------ LISTED RECORDS
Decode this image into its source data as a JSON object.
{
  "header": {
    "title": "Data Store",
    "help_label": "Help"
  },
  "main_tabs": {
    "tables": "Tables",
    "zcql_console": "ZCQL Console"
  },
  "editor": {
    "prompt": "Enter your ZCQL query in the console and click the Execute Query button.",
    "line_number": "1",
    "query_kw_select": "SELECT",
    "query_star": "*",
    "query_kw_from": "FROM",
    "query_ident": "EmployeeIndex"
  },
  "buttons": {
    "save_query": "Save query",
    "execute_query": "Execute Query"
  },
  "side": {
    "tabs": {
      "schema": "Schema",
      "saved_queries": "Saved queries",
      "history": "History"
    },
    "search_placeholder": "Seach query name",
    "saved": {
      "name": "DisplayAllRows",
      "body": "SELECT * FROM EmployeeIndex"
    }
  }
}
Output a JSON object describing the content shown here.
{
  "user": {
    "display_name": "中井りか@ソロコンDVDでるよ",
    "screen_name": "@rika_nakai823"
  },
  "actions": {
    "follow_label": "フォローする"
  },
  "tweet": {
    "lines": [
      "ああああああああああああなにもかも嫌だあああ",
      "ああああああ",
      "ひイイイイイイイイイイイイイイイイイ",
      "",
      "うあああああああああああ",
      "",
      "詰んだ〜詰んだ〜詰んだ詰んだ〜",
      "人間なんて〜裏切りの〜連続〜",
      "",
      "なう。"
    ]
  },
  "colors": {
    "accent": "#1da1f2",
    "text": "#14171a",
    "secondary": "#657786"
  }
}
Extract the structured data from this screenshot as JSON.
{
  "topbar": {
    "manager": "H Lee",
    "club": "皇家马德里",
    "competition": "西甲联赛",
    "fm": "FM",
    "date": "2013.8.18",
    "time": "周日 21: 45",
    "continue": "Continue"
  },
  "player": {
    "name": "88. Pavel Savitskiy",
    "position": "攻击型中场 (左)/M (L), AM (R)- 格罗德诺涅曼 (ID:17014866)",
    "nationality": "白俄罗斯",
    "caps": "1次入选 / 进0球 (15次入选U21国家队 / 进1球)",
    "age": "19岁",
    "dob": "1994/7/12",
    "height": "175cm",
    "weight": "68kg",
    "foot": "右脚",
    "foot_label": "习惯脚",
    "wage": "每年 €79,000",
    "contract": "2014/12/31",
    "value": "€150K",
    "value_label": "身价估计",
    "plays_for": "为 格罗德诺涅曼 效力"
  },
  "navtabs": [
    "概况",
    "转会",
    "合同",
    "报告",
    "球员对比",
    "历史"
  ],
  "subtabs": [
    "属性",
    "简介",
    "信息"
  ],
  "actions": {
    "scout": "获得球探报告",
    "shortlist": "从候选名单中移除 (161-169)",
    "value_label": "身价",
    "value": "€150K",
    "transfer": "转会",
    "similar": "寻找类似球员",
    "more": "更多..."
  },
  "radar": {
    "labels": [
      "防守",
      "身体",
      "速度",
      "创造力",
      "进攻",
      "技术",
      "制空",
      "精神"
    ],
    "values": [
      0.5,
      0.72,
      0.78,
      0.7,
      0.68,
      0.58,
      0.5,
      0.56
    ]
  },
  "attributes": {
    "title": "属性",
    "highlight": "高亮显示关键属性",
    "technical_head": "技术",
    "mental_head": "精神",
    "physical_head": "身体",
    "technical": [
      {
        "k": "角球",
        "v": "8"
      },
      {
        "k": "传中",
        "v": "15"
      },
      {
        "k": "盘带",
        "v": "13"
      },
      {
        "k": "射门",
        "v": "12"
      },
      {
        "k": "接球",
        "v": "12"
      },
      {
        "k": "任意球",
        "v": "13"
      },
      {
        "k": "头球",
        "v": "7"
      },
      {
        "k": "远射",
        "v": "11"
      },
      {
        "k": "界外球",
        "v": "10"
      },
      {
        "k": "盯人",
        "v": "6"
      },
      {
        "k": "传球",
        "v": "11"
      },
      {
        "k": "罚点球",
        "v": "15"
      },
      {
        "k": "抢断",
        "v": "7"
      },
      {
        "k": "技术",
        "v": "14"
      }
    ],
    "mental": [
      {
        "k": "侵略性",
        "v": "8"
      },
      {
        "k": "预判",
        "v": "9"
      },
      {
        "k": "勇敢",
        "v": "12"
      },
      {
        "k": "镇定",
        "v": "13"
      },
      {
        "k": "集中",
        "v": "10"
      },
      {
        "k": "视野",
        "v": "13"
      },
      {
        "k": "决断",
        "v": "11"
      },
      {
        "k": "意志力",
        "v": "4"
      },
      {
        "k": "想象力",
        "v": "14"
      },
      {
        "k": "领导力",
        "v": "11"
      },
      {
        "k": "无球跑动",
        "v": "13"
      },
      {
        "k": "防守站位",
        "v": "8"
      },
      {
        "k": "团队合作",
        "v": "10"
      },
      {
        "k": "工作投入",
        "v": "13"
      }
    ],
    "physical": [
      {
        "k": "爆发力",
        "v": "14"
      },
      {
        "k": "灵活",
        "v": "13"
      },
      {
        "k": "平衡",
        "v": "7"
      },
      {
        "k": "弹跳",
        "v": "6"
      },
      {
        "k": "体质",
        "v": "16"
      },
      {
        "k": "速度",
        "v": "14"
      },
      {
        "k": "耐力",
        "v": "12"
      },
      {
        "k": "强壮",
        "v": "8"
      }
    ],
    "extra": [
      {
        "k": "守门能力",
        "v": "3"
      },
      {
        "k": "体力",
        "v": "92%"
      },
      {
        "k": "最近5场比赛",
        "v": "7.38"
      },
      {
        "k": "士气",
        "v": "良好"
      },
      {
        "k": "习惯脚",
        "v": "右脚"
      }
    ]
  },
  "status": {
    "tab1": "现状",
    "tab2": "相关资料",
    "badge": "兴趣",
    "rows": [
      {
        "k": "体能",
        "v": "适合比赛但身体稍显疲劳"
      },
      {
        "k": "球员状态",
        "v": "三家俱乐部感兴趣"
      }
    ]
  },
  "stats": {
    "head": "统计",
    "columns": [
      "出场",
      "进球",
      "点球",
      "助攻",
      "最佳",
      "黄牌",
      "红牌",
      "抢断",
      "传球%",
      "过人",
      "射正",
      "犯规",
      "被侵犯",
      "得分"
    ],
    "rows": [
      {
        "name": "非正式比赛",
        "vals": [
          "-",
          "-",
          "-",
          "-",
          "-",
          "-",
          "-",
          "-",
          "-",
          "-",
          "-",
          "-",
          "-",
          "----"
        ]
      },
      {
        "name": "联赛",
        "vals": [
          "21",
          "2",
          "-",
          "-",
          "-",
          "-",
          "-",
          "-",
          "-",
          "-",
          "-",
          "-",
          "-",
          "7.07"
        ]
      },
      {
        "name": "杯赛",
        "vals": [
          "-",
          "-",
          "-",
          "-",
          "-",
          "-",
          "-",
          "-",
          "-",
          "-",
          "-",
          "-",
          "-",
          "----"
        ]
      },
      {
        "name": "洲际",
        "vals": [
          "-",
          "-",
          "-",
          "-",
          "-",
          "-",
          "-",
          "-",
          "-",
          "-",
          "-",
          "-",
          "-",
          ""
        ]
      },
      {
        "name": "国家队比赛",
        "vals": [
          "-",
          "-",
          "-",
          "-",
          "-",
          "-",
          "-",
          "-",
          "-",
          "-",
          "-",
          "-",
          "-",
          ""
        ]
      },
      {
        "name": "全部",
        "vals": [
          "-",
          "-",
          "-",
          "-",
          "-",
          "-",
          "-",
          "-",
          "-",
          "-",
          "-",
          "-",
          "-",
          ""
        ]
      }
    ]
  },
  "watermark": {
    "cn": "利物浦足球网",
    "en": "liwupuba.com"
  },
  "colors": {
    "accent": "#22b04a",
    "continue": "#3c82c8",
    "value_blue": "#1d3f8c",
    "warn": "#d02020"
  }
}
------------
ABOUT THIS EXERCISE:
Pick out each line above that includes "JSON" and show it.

SOLVED EXERCISE:
Decode this image into its source data as a JSON object.
Output a JSON object describing the content shown here.
Extract the structured data from this screenshot as JSON.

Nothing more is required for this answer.